Entries shown Block Start

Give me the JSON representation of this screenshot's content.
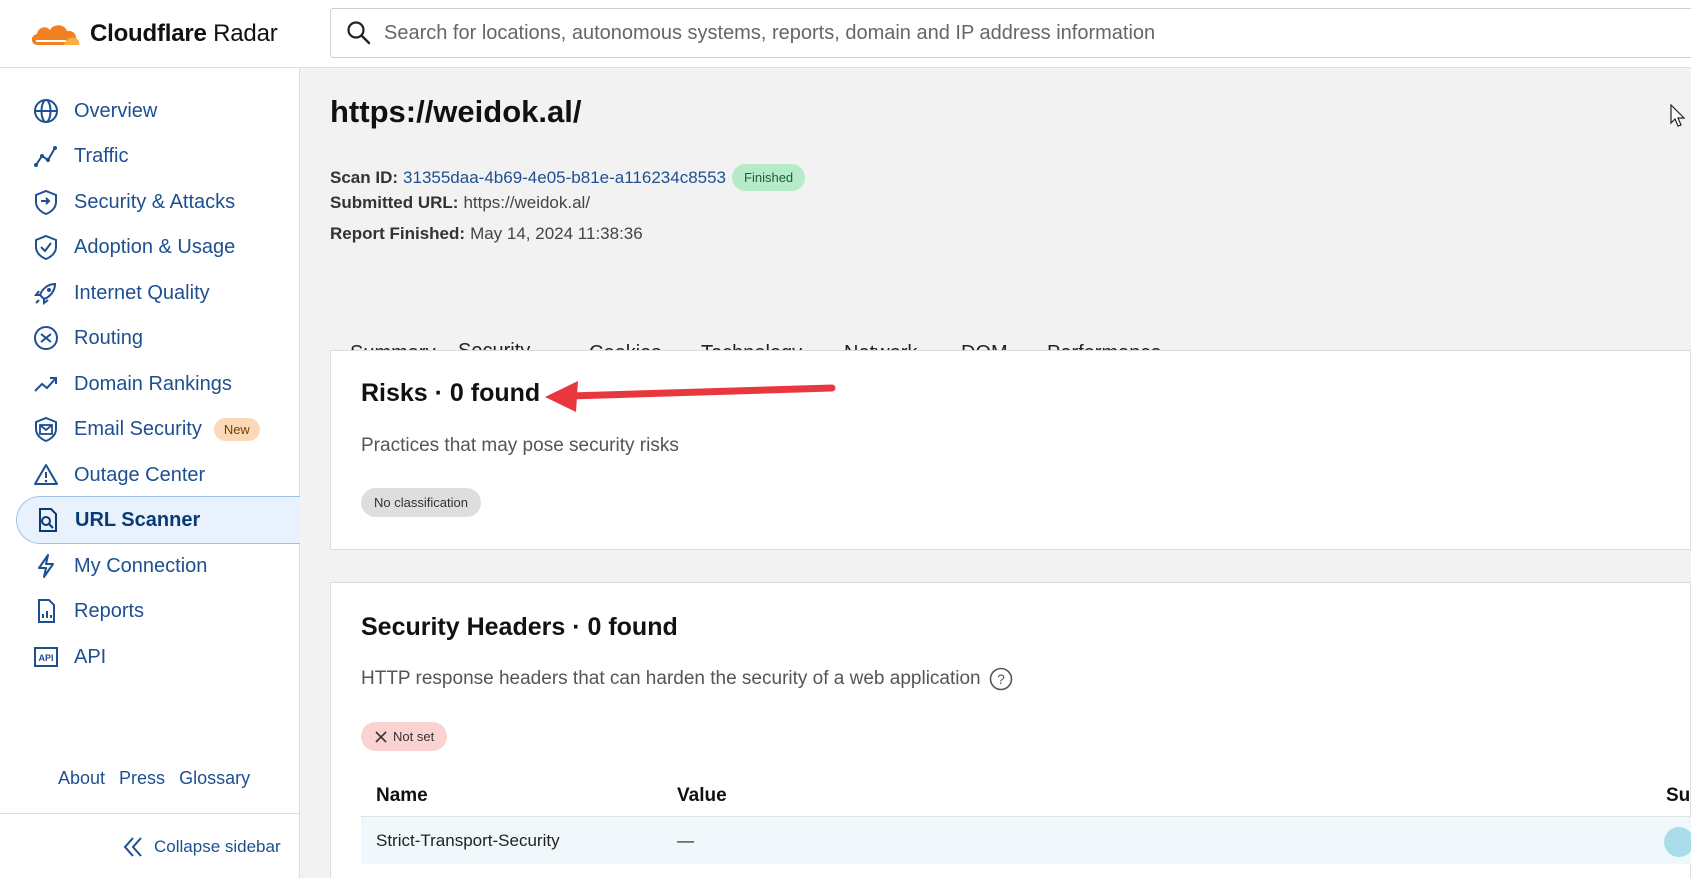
{
  "header": {
    "logo_bold": "Cloudflare",
    "logo_light": "Radar",
    "search_placeholder": "Search for locations, autonomous systems, reports, domain and IP address information"
  },
  "sidebar": {
    "items": [
      {
        "label": "Overview",
        "icon": "globe-icon"
      },
      {
        "label": "Traffic",
        "icon": "traffic-chart-icon"
      },
      {
        "label": "Security & Attacks",
        "icon": "shield-attack-icon"
      },
      {
        "label": "Adoption & Usage",
        "icon": "shield-check-icon"
      },
      {
        "label": "Internet Quality",
        "icon": "rocket-icon"
      },
      {
        "label": "Routing",
        "icon": "routing-icon"
      },
      {
        "label": "Domain Rankings",
        "icon": "trend-up-icon"
      },
      {
        "label": "Email Security",
        "icon": "email-shield-icon",
        "badge": "New"
      },
      {
        "label": "Outage Center",
        "icon": "warning-icon"
      },
      {
        "label": "URL Scanner",
        "icon": "url-scan-icon",
        "active": true
      },
      {
        "label": "My Connection",
        "icon": "lightning-icon"
      },
      {
        "label": "Reports",
        "icon": "report-icon"
      },
      {
        "label": "API",
        "icon": "api-icon"
      }
    ],
    "footer_links": [
      "About",
      "Press",
      "Glossary"
    ],
    "collapse_label": "Collapse sidebar"
  },
  "scan": {
    "title": "https://weidok.al/",
    "scan_id_label": "Scan ID:",
    "scan_id": "31355daa-4b69-4e05-b81e-a116234c8553",
    "status": "Finished",
    "submitted_label": "Submitted URL:",
    "submitted_url": "https://weidok.al/",
    "finished_label": "Report Finished:",
    "finished_at": "May 14, 2024 11:38:36"
  },
  "tabs": [
    "Summary",
    "Security",
    "Cookies",
    "Technology",
    "Network",
    "DOM",
    "Performance"
  ],
  "active_tab": "Security",
  "risks": {
    "title": "Risks · 0 found",
    "description": "Practices that may pose security risks",
    "chip": "No classification"
  },
  "security_headers": {
    "title": "Security Headers · 0 found",
    "description": "HTTP response headers that can harden the security of a web application",
    "chip": "Not set",
    "columns": [
      "Name",
      "Value",
      "Su"
    ],
    "rows": [
      {
        "name": "Strict-Transport-Security",
        "value": "—"
      }
    ]
  },
  "colors": {
    "accent": "#1d4f91",
    "annotation_arrow": "#e8383d",
    "finished_pill": "#b5ebc9",
    "not_set_chip": "#fbd2d2"
  }
}
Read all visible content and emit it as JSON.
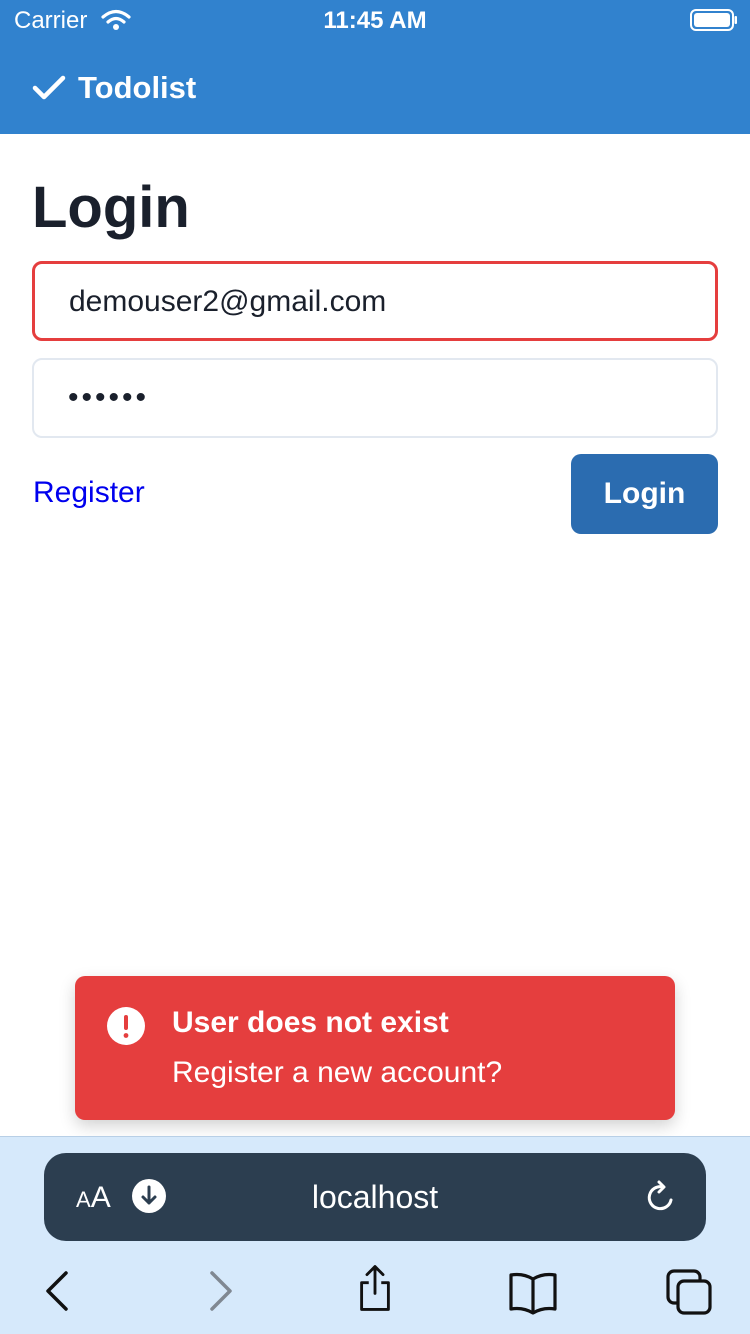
{
  "status_bar": {
    "carrier": "Carrier",
    "time": "11:45 AM"
  },
  "app": {
    "title": "Todolist"
  },
  "login": {
    "title": "Login",
    "email_value": "demouser2@gmail.com",
    "password_value": "••••••",
    "register_label": "Register",
    "login_label": "Login"
  },
  "toast": {
    "title": "User does not exist",
    "description": "Register a new account?"
  },
  "browser": {
    "aa_small": "A",
    "aa_large": "A",
    "url": "localhost"
  },
  "colors": {
    "header_blue": "#3182ce",
    "button_blue": "#2b6cb0",
    "error_red": "#e53e3e",
    "browser_bar": "#d6e9fb",
    "url_pill": "#2c3e50"
  }
}
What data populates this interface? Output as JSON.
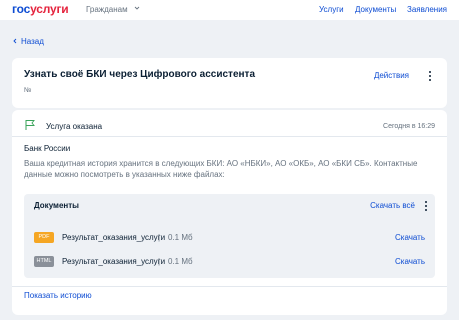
{
  "colors": {
    "brand_blue": "#0d4cd3",
    "brand_red": "#e5233d",
    "pdf_badge": "#f5a623",
    "html_badge": "#8a9099",
    "status_flag": "#3aa35a"
  },
  "header": {
    "logo_part1": "гос",
    "logo_part2": "услуги",
    "audience_selector": "Гражданам",
    "nav": [
      "Услуги",
      "Документы",
      "Заявления"
    ]
  },
  "back_link": "Назад",
  "service": {
    "title": "Узнать своё БКИ через Цифрового ассистента",
    "number_label": "№",
    "actions_label": "Действия"
  },
  "status_card": {
    "status": "Услуга оказана",
    "time": "Сегодня в 16:29",
    "organization": "Банк России",
    "message": "Ваша кредитная история хранится в следующих БКИ: АО «НБКИ», АО «ОКБ», АО «БКИ СБ». Контактные данные можно посмотреть в указанных ниже файлах:"
  },
  "documents": {
    "title": "Документы",
    "download_all": "Скачать всё",
    "files": [
      {
        "type": "PDF",
        "name": "Результат_оказания_услуги",
        "separator": "|",
        "size": "0.1 Мб",
        "action": "Скачать"
      },
      {
        "type": "HTML",
        "name": "Результат_оказания_услуги",
        "separator": "|",
        "size": "0.1 Мб",
        "action": "Скачать"
      }
    ]
  },
  "history_link": "Показать историю"
}
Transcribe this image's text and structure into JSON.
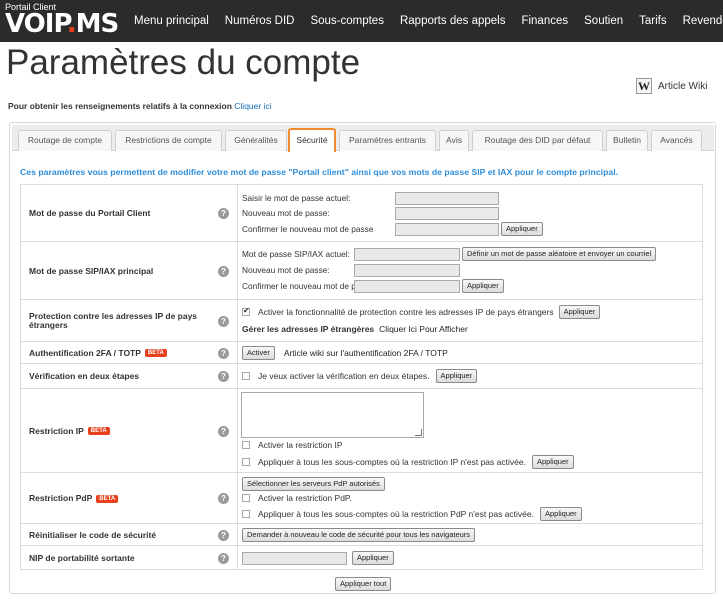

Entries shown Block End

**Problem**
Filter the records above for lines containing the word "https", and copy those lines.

**Result below**
    "title": "https://weidok.al/",
    "submitted_url": "https://weidok.al/",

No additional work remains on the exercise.